To make a web, a spider’s glands distribute liquid silk to three pairs of spinnerets.  These work like microscopic fingers pulling, carding, twisting, and weaving the thread as it solidifies in the air.  The thread itself is astounding: barely a millionth of an inch in diameter yet stronger than steel of the same thickness.  Not to mention that it is instantly available, sticky, stretchy, and flexible.  Talk about a useful material!

It takes about 25 minutes for a spider to weave one of those classic webs, longer if local conditions are difficult.  It starts with a single dry thread called a dragline (by us, not them) that the spider uses as a
basic orientation thread since most spiders have lousy vision and have to go by touch.  The first line of
the web itself is called a bridge line and this is followed by two more lines to create a triangle.  The spider then selects a center point and starts to spin the radials, the spokes of the design.  When this is secure, it creates the orbital pattern of rungs until the web is complete.  Spiders continue to manage and repair the web throughout its use.

Watching the spider up close is like observing the design process in action.  Focus, work, adjustment, decision, more work…it is all there.  Purists will refute this equation and point out that the spider is no designer at all, only a biologic machine spinning out a programmed pattern.  They will say that the design of the web is in the genes, that there is no choice, and therefore what spiders do is no example of
design at all, just DNA raveling and unraveling.  And of course they might be right.  But then, that explanation might just as well fit us as we go about our business.
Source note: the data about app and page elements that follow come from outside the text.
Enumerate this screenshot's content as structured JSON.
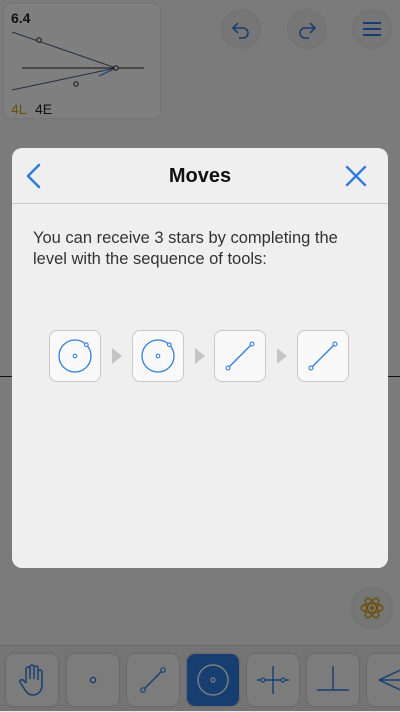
{
  "level": {
    "number": "6.4",
    "l_count": "4L",
    "e_count": "4E"
  },
  "top_buttons": [
    "undo-icon",
    "redo-icon",
    "menu-icon"
  ],
  "toolbar": {
    "tools": [
      "hand-icon",
      "point-icon",
      "line-icon",
      "circle-icon",
      "perpendicular-bisector-icon",
      "perpendicular-icon",
      "angle-bisector-icon"
    ],
    "active_tool": "circle-icon"
  },
  "dialog": {
    "title": "Moves",
    "message": "You can receive 3 stars by completing the level with the sequence of tools:",
    "sequence": [
      "circle-icon",
      "circle-icon",
      "line-icon",
      "line-icon"
    ],
    "accent": "#2f7de1"
  }
}
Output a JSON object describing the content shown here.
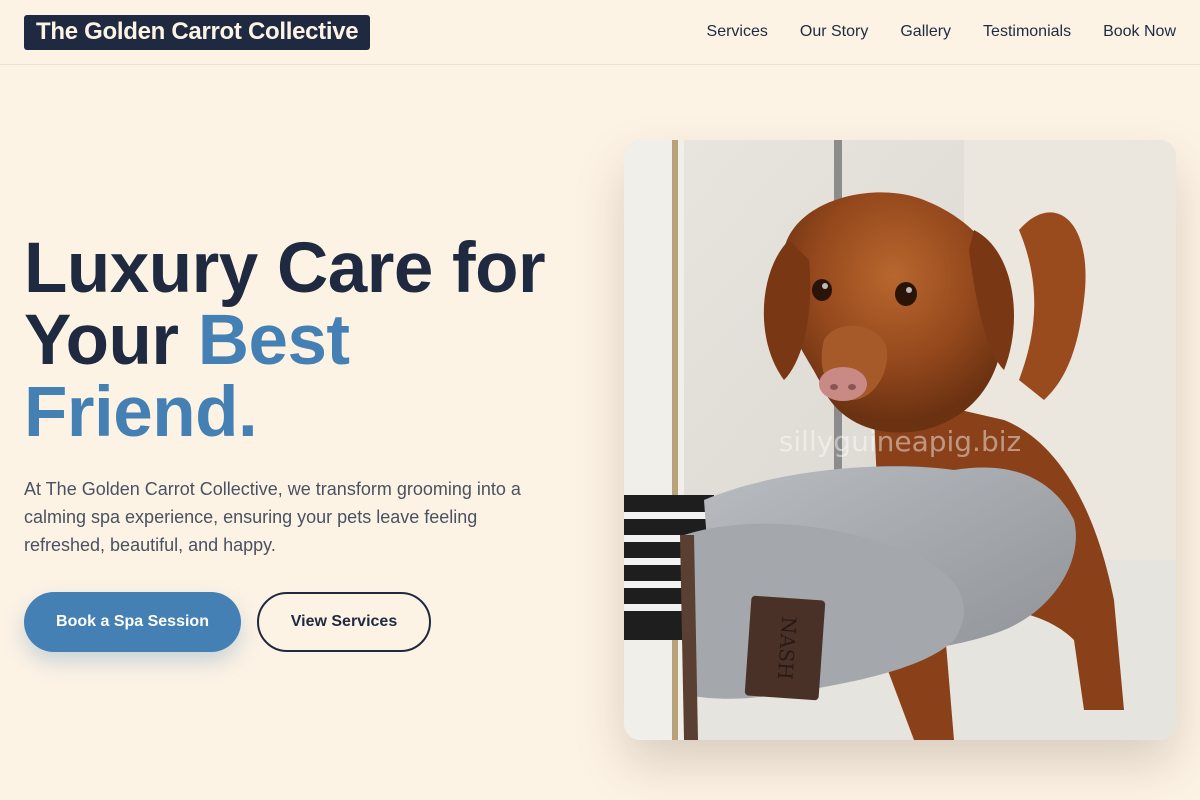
{
  "header": {
    "brand": "The Golden Carrot Collective",
    "nav": [
      "Services",
      "Our Story",
      "Gallery",
      "Testimonials",
      "Book Now"
    ]
  },
  "hero": {
    "headline_line1": "Luxury Care for",
    "headline_line2_plain": "Your ",
    "headline_line2_accent": "Best",
    "headline_line3_accent": "Friend.",
    "description": "At The Golden Carrot Collective, we transform grooming into a calming spa experience, ensuring your pets leave feeling refreshed, beautiful, and happy.",
    "primary_cta": "Book a Spa Session",
    "secondary_cta": "View Services"
  },
  "image": {
    "subject": "wet brown dog being dried with grey grooming mitts",
    "mitt_label": "NASH",
    "watermark": "sillyguineapig.biz"
  },
  "colors": {
    "background": "#fdf3e5",
    "navy": "#1f2a40",
    "accent_blue": "#4480b3"
  }
}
Sitting there watching that web, I prefer to think that my little spider and I have something different in common…a sense that the world can be adapted to suit our needs, that the universe is improvable, and that we are just the ones to do it.